Concord, NH - To buckle up, or not to buckle up. That is the question in New Hampshire today, as the state House votes on a bill that would require adults to wear automobile seat belts.

The state's seat belt law of 2000 that required those under 18 to be restrained in vehicles is being cited as a reason adults should be under the same law. The Injury Prevention Center at Dartmouth Hitchcock Medical Center finds there has been a 63 percent drop in fatalities for those 13 to 17 since the teen seat belt law went on the books.

Kassy Helie, a nurse at Newport Middle High School, says the state's reluctance to pass a law for everyone is something she takes personally.

"I had a brother who died 22 years ago in a car accident, and if he had had the seat belt on, the police think he would have been saved. He did not. He got thrown out of the vehicle."

Years later, Helie's own life was saved by wearing a seat belt, and she says sometimes it takes personal experiences for people to recognize the value of the potential law.

Helie says public policy that protects the lives of young people has value for adults, too.
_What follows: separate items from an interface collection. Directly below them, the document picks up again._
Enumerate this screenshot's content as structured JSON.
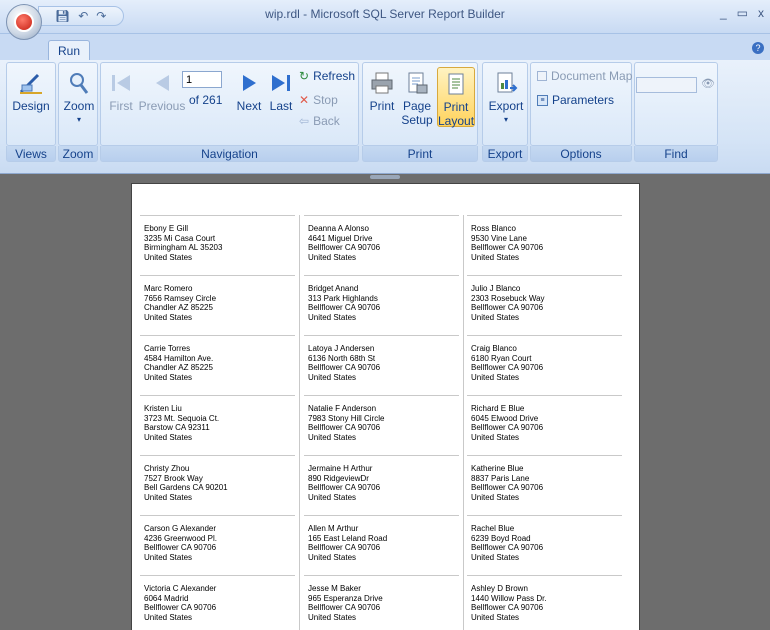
{
  "window": {
    "title": "wip.rdl - Microsoft SQL Server Report Builder",
    "minimize": "_",
    "restore": "▭",
    "close": "x"
  },
  "tabs": [
    {
      "label": "Run"
    }
  ],
  "ribbon": {
    "views": {
      "label": "Views",
      "design": "Design"
    },
    "zoom": {
      "label": "Zoom",
      "zoom": "Zoom"
    },
    "navigation": {
      "label": "Navigation",
      "first": "First",
      "previous": "Previous",
      "page": "1",
      "of_pages": "of 261",
      "next": "Next",
      "last": "Last",
      "refresh": "Refresh",
      "stop": "Stop",
      "back": "Back"
    },
    "print": {
      "label": "Print",
      "print": "Print",
      "page_setup_1": "Page",
      "page_setup_2": "Setup",
      "print_layout_1": "Print",
      "print_layout_2": "Layout"
    },
    "export": {
      "label": "Export",
      "export": "Export"
    },
    "options": {
      "label": "Options",
      "document_map": "Document Map",
      "parameters": "Parameters"
    },
    "find": {
      "label": "Find"
    }
  },
  "labels": [
    [
      "Ebony E Gill",
      "3235 Mi Casa Court",
      "Birmingham AL  35203",
      "United States"
    ],
    [
      "Deanna A Alonso",
      "4641 Miguel Drive",
      "Bellflower CA  90706",
      "United States"
    ],
    [
      "Ross  Blanco",
      "9530 Vine Lane",
      "Bellflower CA  90706",
      "United States"
    ],
    [
      "Marc  Romero",
      "7656 Ramsey Circle",
      "Chandler AZ  85225",
      "United States"
    ],
    [
      "Bridget  Anand",
      "313 Park Highlands",
      "Bellflower CA  90706",
      "United States"
    ],
    [
      "Julio J Blanco",
      "2303 Rosebuck Way",
      "Bellflower CA  90706",
      "United States"
    ],
    [
      "Carrie  Torres",
      "4584 Hamilton Ave.",
      "Chandler AZ  85225",
      "United States"
    ],
    [
      "Latoya J Andersen",
      "6136 North 68th St",
      "Bellflower CA  90706",
      "United States"
    ],
    [
      "Craig  Blanco",
      "6180 Ryan Court",
      "Bellflower CA  90706",
      "United States"
    ],
    [
      "Kristen  Liu",
      "3723 Mt. Sequoia Ct.",
      "Barstow CA  92311",
      "United States"
    ],
    [
      "Natalie F Anderson",
      "7983 Stony Hill Circle",
      "Bellflower CA  90706",
      "United States"
    ],
    [
      "Richard E Blue",
      "6045 Elwood Drive",
      "Bellflower CA  90706",
      "United States"
    ],
    [
      "Christy  Zhou",
      "7527 Brook Way",
      "Bell Gardens CA  90201",
      "United States"
    ],
    [
      "Jermaine H Arthur",
      "890 RidgeviewDr",
      "Bellflower CA  90706",
      "United States"
    ],
    [
      "Katherine  Blue",
      "8837 Paris Lane",
      "Bellflower CA  90706",
      "United States"
    ],
    [
      "Carson G Alexander",
      "4236 Greenwood Pl.",
      "Bellflower CA  90706",
      "United States"
    ],
    [
      "Allen M Arthur",
      "165 East Leland Road",
      "Bellflower CA  90706",
      "United States"
    ],
    [
      "Rachel  Blue",
      "6239 Boyd Road",
      "Bellflower CA  90706",
      "United States"
    ],
    [
      "Victoria C Alexander",
      "6064 Madrid",
      "Bellflower CA  90706",
      "United States"
    ],
    [
      "Jesse M Baker",
      "965 Esperanza Drive",
      "Bellflower CA  90706",
      "United States"
    ],
    [
      "Ashley D Brown",
      "1440 Willow Pass Dr.",
      "Bellflower CA  90706",
      "United States"
    ]
  ]
}
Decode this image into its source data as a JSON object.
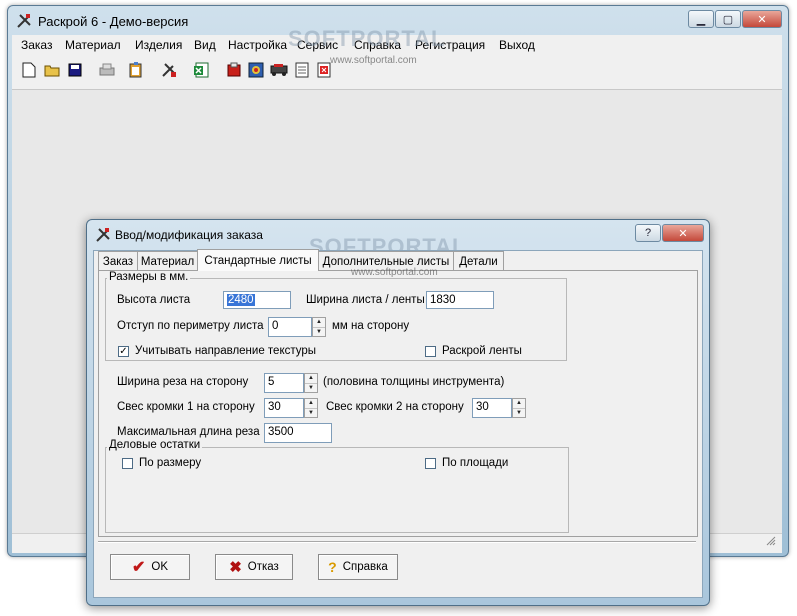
{
  "main_window": {
    "title": "Раскрой 6 - Демо-версия",
    "caption_buttons": {
      "minimize": "▭",
      "maximize": "▢",
      "close": "✕"
    },
    "menu": [
      "Заказ",
      "Материал",
      "Изделия",
      "Вид",
      "Настройка",
      "Сервис",
      "Справка",
      "Регистрация",
      "Выход"
    ],
    "toolbar_icons": [
      "new-file-icon",
      "open-folder-icon",
      "save-icon",
      "print-icon",
      "clipboard-icon",
      "tools-icon",
      "excel-icon",
      "red-book-icon",
      "image-icon",
      "truck-icon",
      "notepad-icon",
      "red-document-icon"
    ]
  },
  "watermark": {
    "logo": "SOFTPORTAL",
    "url": "www.softportal.com"
  },
  "dialog": {
    "title": "Ввод/модификация заказа",
    "help_button": "?",
    "close_button": "✕",
    "tabs": [
      "Заказ",
      "Материал",
      "Стандартные листы",
      "Дополнительные листы",
      "Детали"
    ],
    "selected_tab": "Стандартные листы",
    "sizes_group": {
      "legend": "Размеры в мм.",
      "sheet_height_label": "Высота листа",
      "sheet_height_value": "2480",
      "sheet_width_label": "Ширина листа / ленты",
      "sheet_width_value": "1830",
      "margin_label": "Отступ по периметру листа",
      "margin_value": "0",
      "margin_unit": "мм на сторону",
      "texture_label": "Учитывать направление текстуры",
      "texture_checked": true,
      "tape_cut_label": "Раскрой ленты",
      "tape_cut_checked": false
    },
    "cut_width_label": "Ширина реза на сторону",
    "cut_width_value": "5",
    "cut_width_note": "(половина толщины инструмента)",
    "overhang1_label": "Свес кромки 1 на сторону",
    "overhang1_value": "30",
    "overhang2_label": "Свес кромки 2 на сторону",
    "overhang2_value": "30",
    "max_cut_label": "Максимальная длина реза",
    "max_cut_value": "3500",
    "remnants_group": {
      "legend": "Деловые остатки",
      "by_size_label": "По размеру",
      "by_size_checked": false,
      "by_area_label": "По площади",
      "by_area_checked": false
    },
    "buttons": {
      "ok": "OK",
      "cancel": "Отказ",
      "help": "Справка"
    }
  }
}
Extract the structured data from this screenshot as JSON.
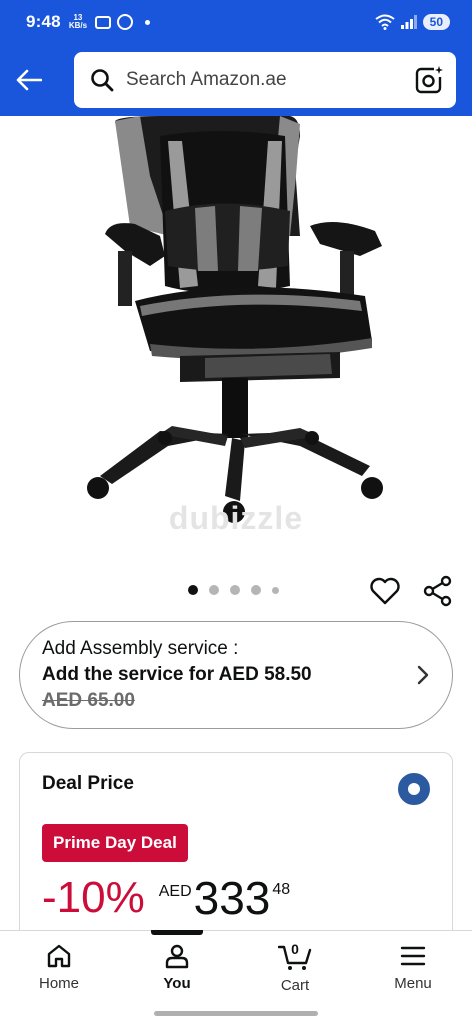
{
  "status": {
    "time": "9:48",
    "net_speed": "13",
    "net_unit": "KB/s",
    "battery": "50"
  },
  "search": {
    "placeholder": "Search Amazon.ae"
  },
  "product": {
    "watermark": "dubizzle",
    "image_count": 5,
    "active_image": 1
  },
  "assembly": {
    "title": "Add Assembly service :",
    "offer": "Add the service for  AED 58.50",
    "old_price": "AED 65.00"
  },
  "deal": {
    "title": "Deal Price",
    "badge": "Prime Day Deal",
    "discount": "-10%",
    "currency": "AED",
    "price_whole": "333",
    "price_fraction": "48",
    "selected": true
  },
  "nav": {
    "home": "Home",
    "you": "You",
    "cart": "Cart",
    "cart_count": "0",
    "menu": "Menu"
  },
  "colors": {
    "header_blue": "#1a56db",
    "deal_red": "#cc0c39",
    "radio_blue": "#2c5aa0"
  }
}
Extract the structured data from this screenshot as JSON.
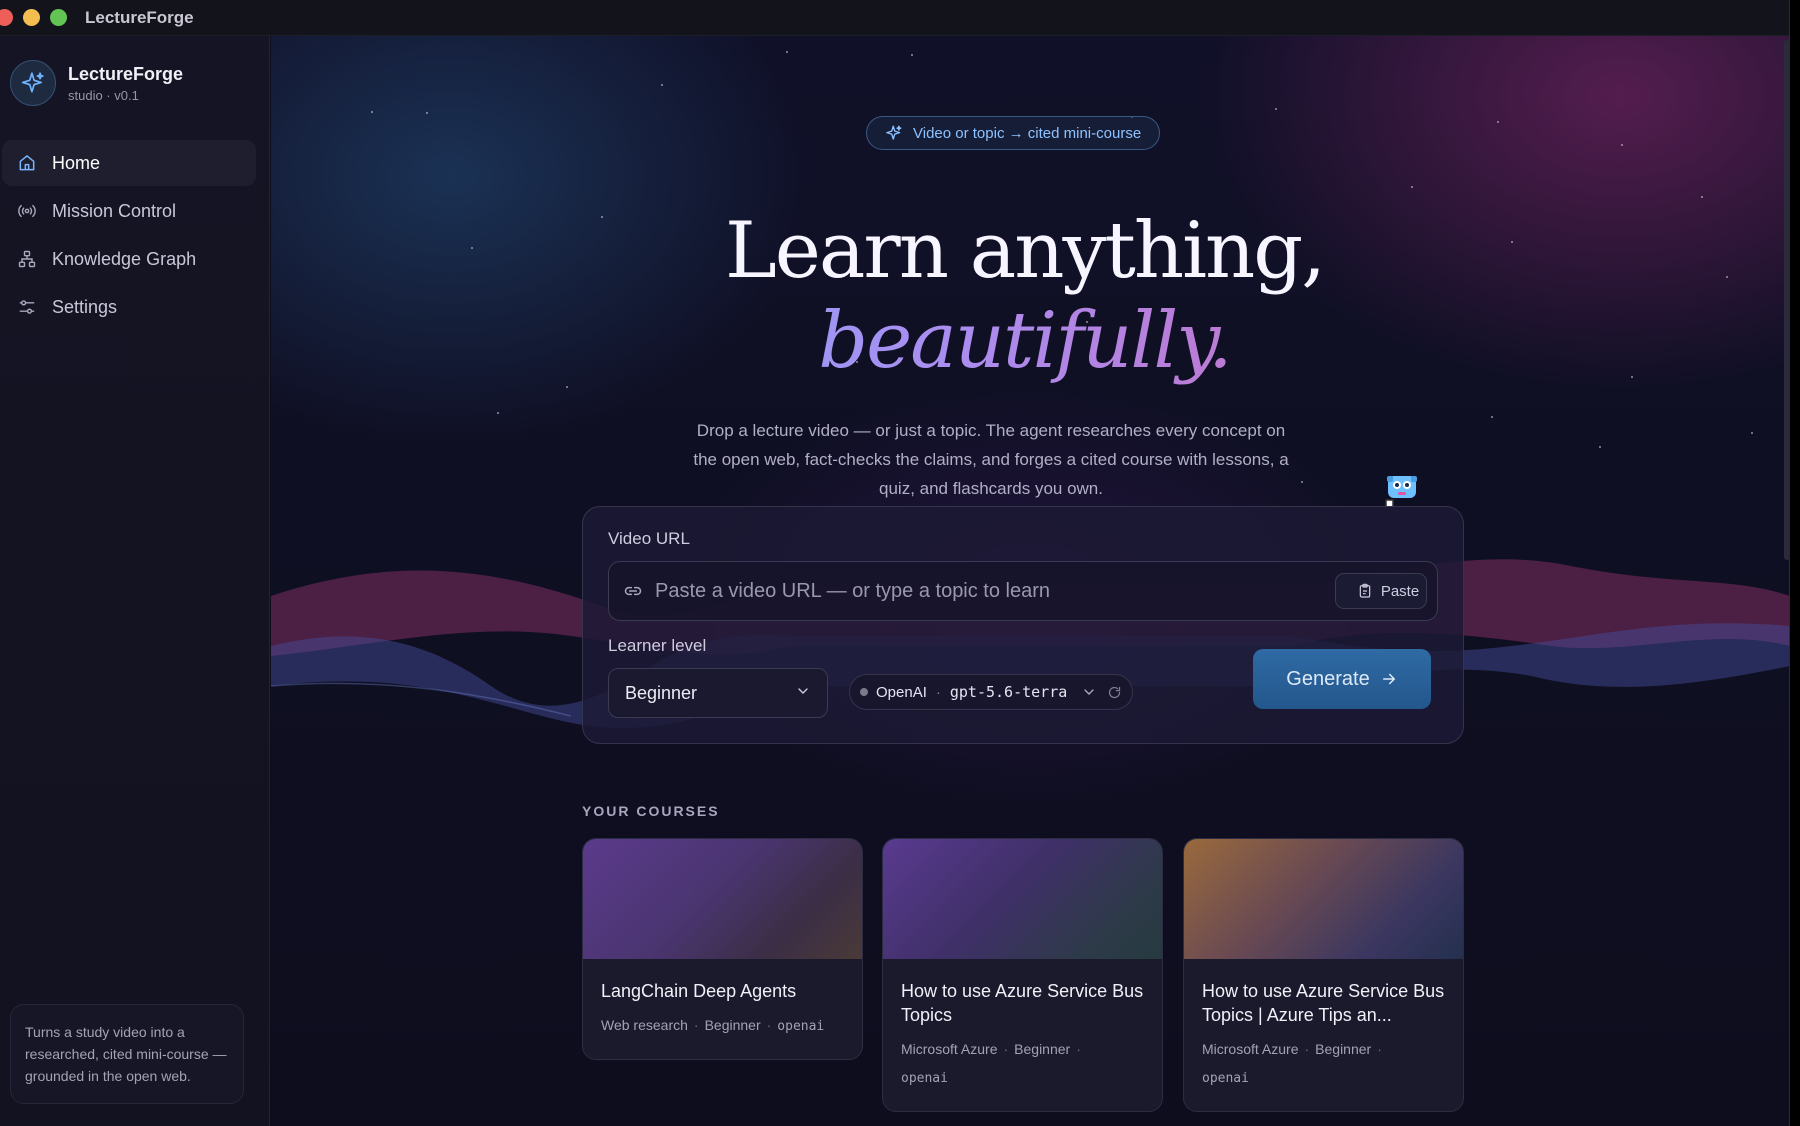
{
  "window": {
    "title": "LectureForge"
  },
  "sidebar": {
    "brand_name": "LectureForge",
    "brand_sub": "studio · v0.1",
    "items": [
      {
        "label": "Home",
        "icon": "home-icon",
        "active": true
      },
      {
        "label": "Mission Control",
        "icon": "broadcast-icon",
        "active": false
      },
      {
        "label": "Knowledge Graph",
        "icon": "hierarchy-icon",
        "active": false
      },
      {
        "label": "Settings",
        "icon": "sliders-icon",
        "active": false
      }
    ],
    "note": "Turns a study video into a researched, cited mini-course — grounded in the open web."
  },
  "hero": {
    "pill": "Video or topic → cited mini-course",
    "title_line1": "Learn anything,",
    "title_line2": "beautifully.",
    "description": "Drop a lecture video — or just a topic. The agent researches every concept on the open web, fact-checks the claims, and forges a cited course with lessons, a quiz, and flashcards you own."
  },
  "form": {
    "url_label": "Video URL",
    "url_placeholder": "Paste a video URL — or type a topic to learn",
    "url_value": "",
    "paste_label": "Paste",
    "level_label": "Learner level",
    "level_value": "Beginner",
    "provider": "OpenAI",
    "model": "gpt-5.6-terra",
    "generate_label": "Generate"
  },
  "courses": {
    "heading": "YOUR COURSES",
    "items": [
      {
        "title": "LangChain Deep Agents",
        "source": "Web research",
        "level": "Beginner",
        "provider": "openai"
      },
      {
        "title": "How to use Azure Service Bus Topics",
        "source": "Microsoft Azure",
        "level": "Beginner",
        "provider": "openai"
      },
      {
        "title": "How to use Azure Service Bus Topics | Azure Tips an...",
        "source": "Microsoft Azure",
        "level": "Beginner",
        "provider": "openai"
      }
    ]
  },
  "colors": {
    "accent": "#2f6aa4",
    "pill_text": "#8ec2ff",
    "gradient_start": "#7cb2ff",
    "gradient_end": "#e0559e"
  }
}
"How many children are now parentless, or grandparentless, or brother and sisterless because you get to be 18 and the state says it's okay to take your seatbelt off, so people choose just to do that. This is a life-saving measure."

The bill has vocal opponents who say that the law would be an assault on civil liberties. That attitude has blocked an adult seat-belt law as recently as 2007, leaving New Hampshire in its position as the only state without such a law.

Monique Coppola, Public News Service - NH